> Action item
Given the listing that follows, report all lines in which the string "name" occurs.

> Records for the exercise

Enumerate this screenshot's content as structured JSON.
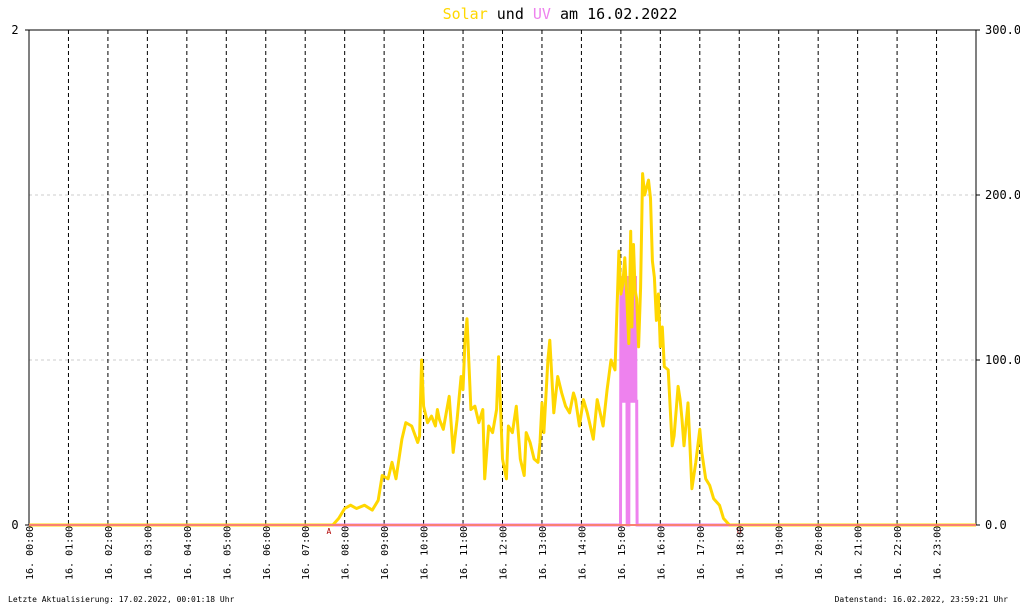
{
  "title": {
    "solar_word": "Solar",
    "und_word": " und ",
    "uv_word": "UV",
    "rest": " am 16.02.2022"
  },
  "footer": {
    "left": "Letzte Aktualisierung: 17.02.2022, 00:01:18 Uhr",
    "right": "Datenstand: 16.02.2022, 23:59:21 Uhr"
  },
  "markers": {
    "sunrise": "A",
    "sunset": "U"
  },
  "colors": {
    "solar": "#ffd700",
    "uv": "#ee82ee",
    "baseline": "#fa8072",
    "marker": "#b00000",
    "grid_h": "#cccccc",
    "grid_v": "#000000"
  },
  "chart_data": {
    "type": "line",
    "title": "Solar und UV am 16.02.2022",
    "y_left": {
      "range": [
        0,
        2
      ],
      "ticks": [
        "0",
        "2"
      ]
    },
    "y_right": {
      "range": [
        0,
        300
      ],
      "ticks": [
        "0.0",
        "100.0",
        "200.0",
        "300.0"
      ]
    },
    "x_range_hours": [
      0,
      24
    ],
    "x_tick_labels": [
      "16. 00:00",
      "16. 01:00",
      "16. 02:00",
      "16. 03:00",
      "16. 04:00",
      "16. 05:00",
      "16. 06:00",
      "16. 07:00",
      "16. 08:00",
      "16. 09:00",
      "16. 10:00",
      "16. 11:00",
      "16. 12:00",
      "16. 13:00",
      "16. 14:00",
      "16. 15:00",
      "16. 16:00",
      "16. 17:00",
      "16. 18:00",
      "16. 19:00",
      "16. 20:00",
      "16. 21:00",
      "16. 22:00",
      "16. 23:00"
    ],
    "grid": true,
    "series": [
      {
        "name": "Solar",
        "axis": "right",
        "x": [
          0,
          7.7,
          7.85,
          8.0,
          8.15,
          8.3,
          8.5,
          8.7,
          8.85,
          8.95,
          9.1,
          9.2,
          9.3,
          9.45,
          9.55,
          9.7,
          9.85,
          9.9,
          9.95,
          10.0,
          10.1,
          10.2,
          10.3,
          10.35,
          10.4,
          10.5,
          10.65,
          10.75,
          10.85,
          10.95,
          11.0,
          11.05,
          11.1,
          11.2,
          11.3,
          11.4,
          11.5,
          11.55,
          11.65,
          11.75,
          11.85,
          11.9,
          12.0,
          12.1,
          12.15,
          12.25,
          12.35,
          12.45,
          12.55,
          12.6,
          12.7,
          12.8,
          12.9,
          12.95,
          13.0,
          13.05,
          13.15,
          13.2,
          13.3,
          13.4,
          13.5,
          13.6,
          13.7,
          13.8,
          13.85,
          13.95,
          14.05,
          14.15,
          14.3,
          14.4,
          14.55,
          14.65,
          14.75,
          14.85,
          14.95,
          15.0,
          15.05,
          15.1,
          15.15,
          15.2,
          15.25,
          15.28,
          15.32,
          15.36,
          15.4,
          15.45,
          15.5,
          15.55,
          15.6,
          15.7,
          15.75,
          15.8,
          15.85,
          15.9,
          15.95,
          16.0,
          16.05,
          16.1,
          16.2,
          16.3,
          16.35,
          16.45,
          16.5,
          16.55,
          16.6,
          16.7,
          16.8,
          16.9,
          17.0,
          17.05,
          17.15,
          17.25,
          17.35,
          17.5,
          17.6,
          17.75,
          18.0,
          24
        ],
        "values": [
          0,
          0,
          4,
          10,
          12,
          10,
          12,
          9,
          15,
          30,
          28,
          38,
          28,
          52,
          62,
          60,
          50,
          54,
          100,
          72,
          62,
          66,
          60,
          70,
          64,
          58,
          78,
          44,
          64,
          90,
          82,
          112,
          125,
          70,
          72,
          62,
          70,
          28,
          60,
          56,
          70,
          102,
          40,
          28,
          60,
          56,
          72,
          40,
          30,
          56,
          50,
          40,
          38,
          50,
          74,
          56,
          100,
          112,
          68,
          90,
          80,
          72,
          68,
          80,
          76,
          60,
          76,
          68,
          52,
          76,
          60,
          82,
          100,
          94,
          166,
          140,
          146,
          162,
          138,
          110,
          178,
          120,
          170,
          142,
          137,
          108,
          144,
          213,
          200,
          209,
          198,
          160,
          150,
          124,
          140,
          108,
          120,
          96,
          94,
          48,
          54,
          84,
          76,
          64,
          48,
          74,
          22,
          38,
          58,
          44,
          28,
          24,
          16,
          12,
          4,
          0,
          0,
          0
        ]
      },
      {
        "name": "UV",
        "axis": "left",
        "x": [
          0,
          14.99,
          15.0,
          15.04,
          15.05,
          15.1,
          15.12,
          15.15,
          15.16,
          15.2,
          15.21,
          15.25,
          15.26,
          15.32,
          15.33,
          15.37,
          15.38,
          15.4,
          15.41,
          24
        ],
        "values": [
          0,
          0,
          1,
          1,
          0.5,
          0.5,
          1,
          1,
          0,
          0,
          1,
          1,
          0.5,
          0.5,
          1,
          1,
          0.5,
          0.5,
          0,
          0
        ]
      }
    ],
    "sunrise_hour": 7.6,
    "sunset_hour": 18.0
  }
}
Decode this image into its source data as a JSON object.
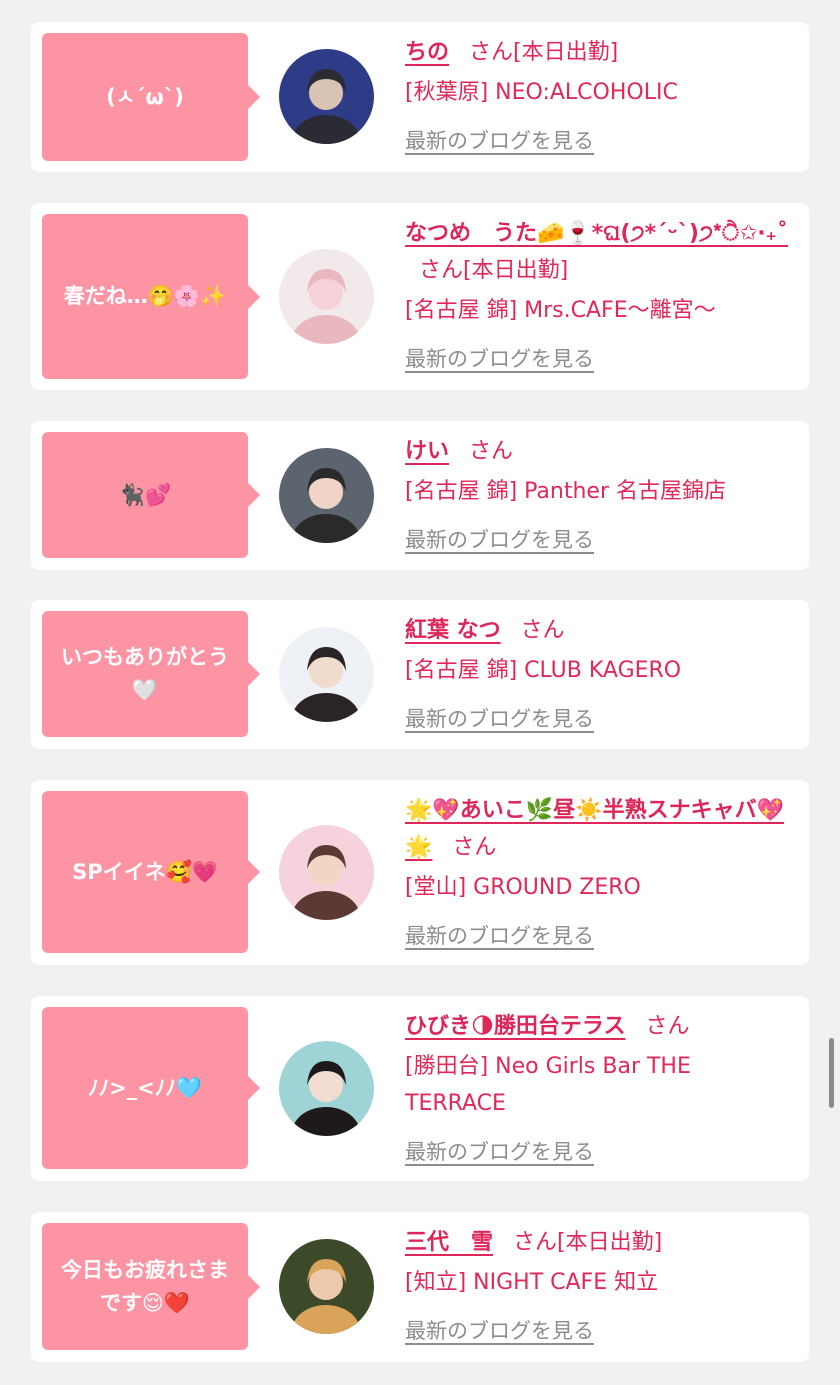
{
  "san": "さん",
  "blog_link": "最新のブログを見る",
  "cards": [
    {
      "bubble": [
        "(ㅅ´ω`)"
      ],
      "name": "ちの",
      "status": "[本日出勤]",
      "shop": "[秋葉原] NEO:ALCOHOLIC",
      "avatar_colors": [
        "#2e3b86",
        "#d9c3b3",
        "#2b2b33"
      ]
    },
    {
      "bubble": [
        "春だね…🤭🌸✨"
      ],
      "name": "なつめ　うた🧀🍷*ଘ(੭*ˊᵕˋ)੭*ੈ✩‧₊˚",
      "status": "[本日出勤]",
      "shop": "[名古屋 錦] Mrs.CAFE〜離宮〜",
      "avatar_colors": [
        "#f1e9ea",
        "#f5d2d8",
        "#e8b8be"
      ]
    },
    {
      "bubble": [
        "🐈‍⬛💕"
      ],
      "name": "けい",
      "status": "",
      "shop": "[名古屋 錦] Panther 名古屋錦店",
      "avatar_colors": [
        "#5c6470",
        "#f0d5c6",
        "#2a2a2a"
      ]
    },
    {
      "bubble": [
        "いつもありがとう",
        "🤍"
      ],
      "name": "紅葉 なつ",
      "status": "",
      "shop": "[名古屋 錦] CLUB KAGERO",
      "avatar_colors": [
        "#eef1f6",
        "#efdccd",
        "#2b2426"
      ]
    },
    {
      "bubble": [
        "SPイイネ🥰💗"
      ],
      "name": "🌟💖あいこ🌿昼☀️半熟スナキャバ💖🌟",
      "status": "",
      "shop": "[堂山] GROUND ZERO",
      "avatar_colors": [
        "#f6d3dc",
        "#f1d6c6",
        "#5a3a32"
      ]
    },
    {
      "bubble": [
        "ﾉﾉ>_<ﾉﾉ🩵"
      ],
      "name": "ひびき🌗勝田台テラス",
      "status": "",
      "shop": "[勝田台] Neo Girls Bar THE TERRACE",
      "avatar_colors": [
        "#9fd4d6",
        "#f3ddd0",
        "#1e1a1c"
      ]
    },
    {
      "bubble": [
        "今日もお疲れさま",
        "です😌❤️"
      ],
      "name": "三代　雪",
      "status": "[本日出勤]",
      "shop": "[知立] NIGHT CAFE 知立",
      "avatar_colors": [
        "#3d4a2a",
        "#ecc9ad",
        "#d9a35a"
      ]
    }
  ]
}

> Result of the exercise
        "name": "Solar",
        "name": "UV",
      "name": "ちの",
      "name": "なつめ　うた🧀🍷*ଘ(੭*ˊᵕˋ)੭*ੈ✩‧₊˚",
      "name": "けい",
      "name": "紅葉 なつ",
      "name": "🌟💖あいこ🌿昼☀️半熟スナキャバ💖🌟",
      "name": "ひびき🌗勝田台テラス",
      "name": "三代　雪",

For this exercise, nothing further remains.